When the cutting wheel finally stopped, workers emerged in groups of three to roost between spokes and have their pictures taken, a tunneling tradition. Some unfurled a U.S. flag.
That would have been impossible earlier in the dig from Sodo to South Lake Union, where any air in the front of the machine would exceed four times atmospheric pressure.
The bottom of the vault is a soup of concrete dust, water, and polymer lubricants that Bertha sprayed until the end.
Still to come for the project are another 1 ½ years or so to finish highway decks, lights, ventilation and signals, followed by testing and work to attach tunnel ramps to connecting ramps around the north and south portals.
Bertha arrived 29 months late compared with its target date of October 2014.
Seattle Tunnel Partners (STP) won the $1.44 billion construction contract, in large part, because its bid promised a drivable tunnel by the end of 2015, or a year earlier than the state required of bidders.
Instead, traffic is expected to open by the start of 2019.
Total cost of the Highway 99 project, including removal of the earthquake-damaged Alaskan Way Viaduct, a new waterfront boulevard and connecting ramps, is about $3.2 billion.
Though the state and STP are fighting in court over a half-billion dollars in repair and delay costs, STP has also created goodwill by cruising at 40 or even 50 feet a day since passing beneath the viaduct last April 29.
Hedges praised the contractors and the union workers who saw the nearly four-year dig through. But he noted that much work is left to be done before motorists use the double-deck, four-lane tunnel.
“We’re not at the fourth quarter; we’re only at about halftime,” he said Monday.
For Tuesday’s event, there was no public access to the north portal, just west of Aurora Avenue.
Gov. Jay Inslee, Mayor Ed Murray and other dignitaries watched the breakthrough and held short news conferences afterward.
The governor acknowledges his tunnel frustrations from the 29-month delay after Bertha overheated and failed in December 2013. During the long repair stoppage, he told KIRO radio host Dori Monson in 2015 that a homeowner in similar straits would whip a late contractor “like a cheap mule.”

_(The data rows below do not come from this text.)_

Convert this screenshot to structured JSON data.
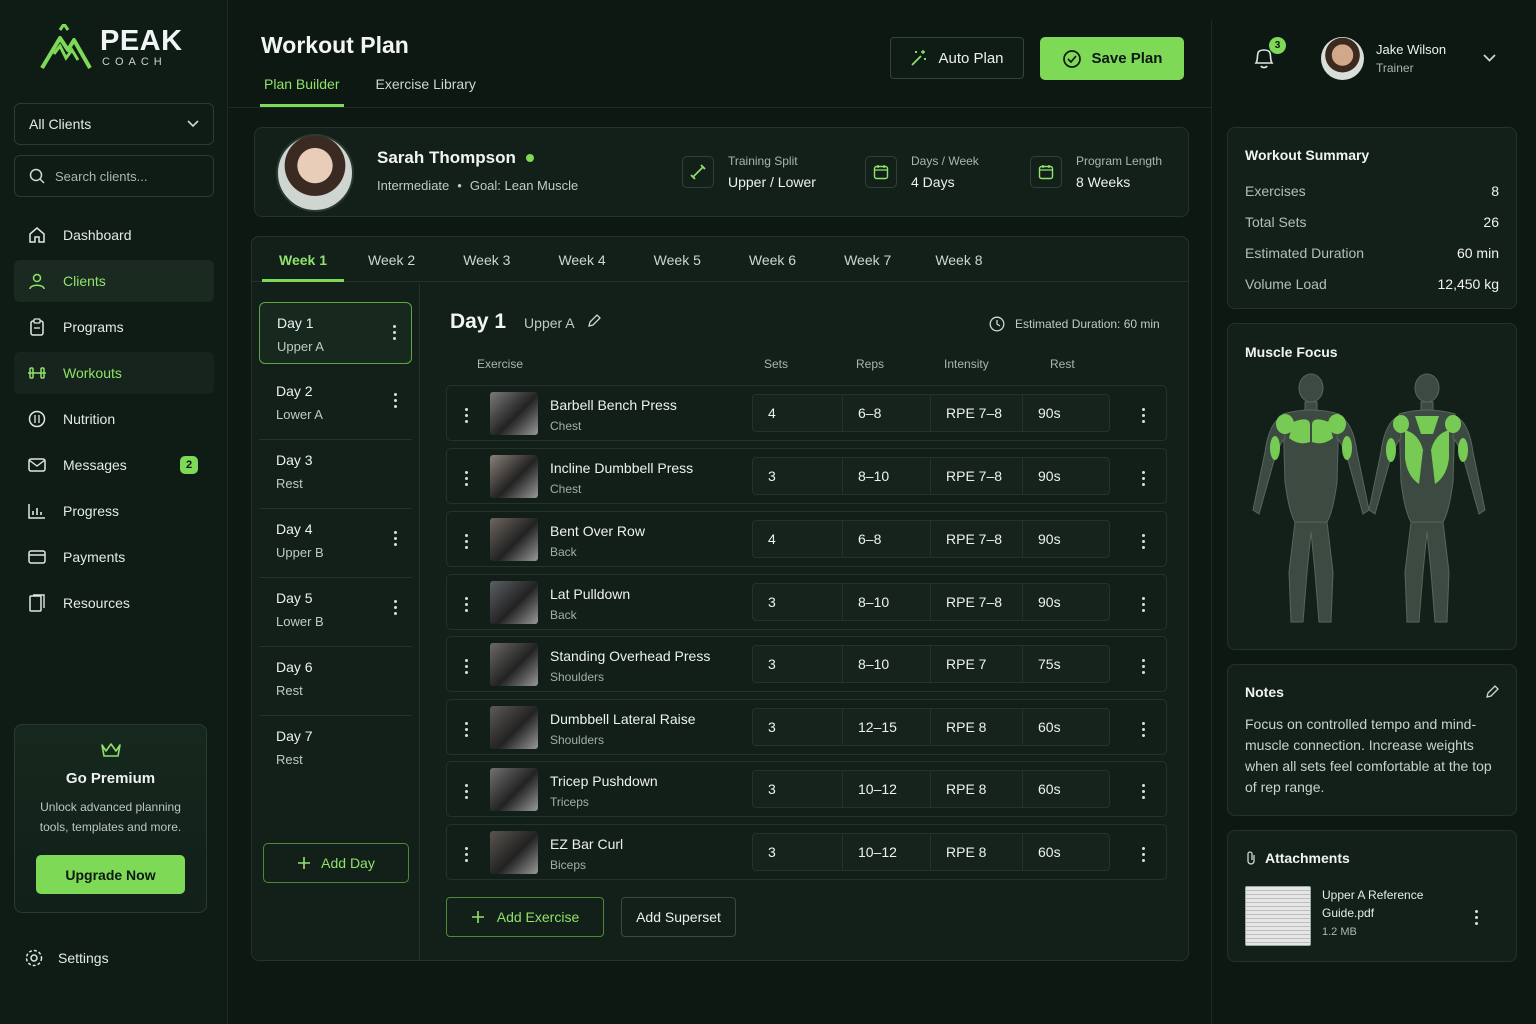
{
  "brand": {
    "name": "PEAK",
    "tagline": "COACH"
  },
  "sidebar": {
    "client_filter": "All Clients",
    "search_placeholder": "Search clients...",
    "items": [
      {
        "label": "Dashboard",
        "icon": "home-icon"
      },
      {
        "label": "Clients",
        "icon": "user-icon"
      },
      {
        "label": "Programs",
        "icon": "clipboard-icon"
      },
      {
        "label": "Workouts",
        "icon": "dumbbell-icon"
      },
      {
        "label": "Nutrition",
        "icon": "nutrition-icon"
      },
      {
        "label": "Messages",
        "icon": "mail-icon",
        "badge": "2"
      },
      {
        "label": "Progress",
        "icon": "chart-icon"
      },
      {
        "label": "Payments",
        "icon": "card-icon"
      },
      {
        "label": "Resources",
        "icon": "book-icon"
      }
    ],
    "premium": {
      "title": "Go Premium",
      "text": "Unlock advanced planning tools, templates and more.",
      "button": "Upgrade Now"
    },
    "settings": "Settings"
  },
  "header": {
    "title": "Workout Plan",
    "tabs": [
      "Plan Builder",
      "Exercise Library"
    ],
    "auto_plan": "Auto Plan",
    "save_plan": "Save Plan",
    "notifications": "3",
    "user": {
      "name": "Jake Wilson",
      "role": "Trainer"
    }
  },
  "client": {
    "name": "Sarah Thompson",
    "level": "Intermediate",
    "goal": "Goal: Lean Muscle",
    "metrics": [
      {
        "label": "Training Split",
        "value": "Upper / Lower"
      },
      {
        "label": "Days / Week",
        "value": "4 Days"
      },
      {
        "label": "Program Length",
        "value": "8 Weeks"
      }
    ]
  },
  "weeks": [
    "Week 1",
    "Week 2",
    "Week 3",
    "Week 4",
    "Week 5",
    "Week 6",
    "Week 7",
    "Week 8"
  ],
  "days": [
    {
      "day": "Day 1",
      "type": "Upper A"
    },
    {
      "day": "Day 2",
      "type": "Lower A"
    },
    {
      "day": "Day 3",
      "type": "Rest"
    },
    {
      "day": "Day 4",
      "type": "Upper B"
    },
    {
      "day": "Day 5",
      "type": "Lower B"
    },
    {
      "day": "Day 6",
      "type": "Rest"
    },
    {
      "day": "Day 7",
      "type": "Rest"
    }
  ],
  "add_day": "Add Day",
  "plan": {
    "day": "Day 1",
    "type": "Upper A",
    "duration": "Estimated Duration: 60 min",
    "columns": [
      "Exercise",
      "Sets",
      "Reps",
      "Intensity",
      "Rest"
    ],
    "exercises": [
      {
        "name": "Barbell Bench Press",
        "muscle": "Chest",
        "sets": "4",
        "reps": "6–8",
        "intensity": "RPE 7–8",
        "rest": "90s"
      },
      {
        "name": "Incline Dumbbell Press",
        "muscle": "Chest",
        "sets": "3",
        "reps": "8–10",
        "intensity": "RPE 7–8",
        "rest": "90s"
      },
      {
        "name": "Bent Over Row",
        "muscle": "Back",
        "sets": "4",
        "reps": "6–8",
        "intensity": "RPE 7–8",
        "rest": "90s"
      },
      {
        "name": "Lat Pulldown",
        "muscle": "Back",
        "sets": "3",
        "reps": "8–10",
        "intensity": "RPE 7–8",
        "rest": "90s"
      },
      {
        "name": "Standing Overhead Press",
        "muscle": "Shoulders",
        "sets": "3",
        "reps": "8–10",
        "intensity": "RPE 7",
        "rest": "75s"
      },
      {
        "name": "Dumbbell Lateral Raise",
        "muscle": "Shoulders",
        "sets": "3",
        "reps": "12–15",
        "intensity": "RPE 8",
        "rest": "60s"
      },
      {
        "name": "Tricep Pushdown",
        "muscle": "Triceps",
        "sets": "3",
        "reps": "10–12",
        "intensity": "RPE 8",
        "rest": "60s"
      },
      {
        "name": "EZ Bar Curl",
        "muscle": "Biceps",
        "sets": "3",
        "reps": "10–12",
        "intensity": "RPE 8",
        "rest": "60s"
      }
    ],
    "add_exercise": "Add Exercise",
    "add_superset": "Add Superset"
  },
  "summary": {
    "title": "Workout Summary",
    "rows": [
      {
        "k": "Exercises",
        "v": "8"
      },
      {
        "k": "Total Sets",
        "v": "26"
      },
      {
        "k": "Estimated Duration",
        "v": "60 min"
      },
      {
        "k": "Volume Load",
        "v": "12,450 kg"
      }
    ]
  },
  "muscle_focus": {
    "title": "Muscle Focus"
  },
  "notes": {
    "title": "Notes",
    "text": "Focus on controlled tempo and mind-muscle connection. Increase weights when all sets feel comfortable at the top of rep range."
  },
  "attachments": {
    "title": "Attachments",
    "file": "Upper A Reference Guide.pdf",
    "size": "1.2 MB"
  },
  "colors": {
    "accent": "#7ed957",
    "background": "#0d1813",
    "panel": "#13201a"
  }
}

But Inslee said last week the technology is equally memorable, and he looked forward to watching the breakthrough.
He recalled a visit early in the project, feeling like he was in a Star Wars film.
“When you stand in the tunnel, it’s five to six stories tall. It’s mind-boggling. When you go into the control room, you feel like you’re in the Millennium Falcon control room.”
Inslee also warned the state has far to go. “We’re still in a race against the next earthquake, to take the viaduct down,” he said.
Murray said Tuesday it’s time to turn attention to planning a quieter, more scenic waterfront. Local property fees to fund parks aren’t secured yet.
“This is a great day for Seattle. This is a transformative moment. I think this is the time when the city and the region will focus on taking down the viaduct, building a world-class park and moving ahead as a city,” Murray said.
Many citizens wanted something besides the deep tunnel — a preserved viaduct, a new one, more transit, or even a surface highway.
“It’s all very bittersweet,” says Kate Martin, a former mayoral candidate who is skeptical people will pay tunnel tolls. She co-sponsored a losing campaign to replace the viaduct with an elevated park.
“I’m kind of conservative on the fiscal side, so these debacles make me get all steamed up,” she said.
Who pays what may take years to resolve.
State Rep. Ed Orcutt, R-Kalama, last week filed a bill that would withhold state revenue sharing for transportation, liquor and marijuana taxes for health programs, and municipal courts unless Seattle pays any future cost overruns.
The state’s 2009 legislation approving a tunnel said excess state costs would be borne by property owners who benefit, and “a promise is a promise,” Orcutt argues.
Murray said last week: “I really don’t think, if you’re a Republican legislator or a Democratic legislator, you want your local city or county to pay for state roads. I think that would be an unbelievable way to go.”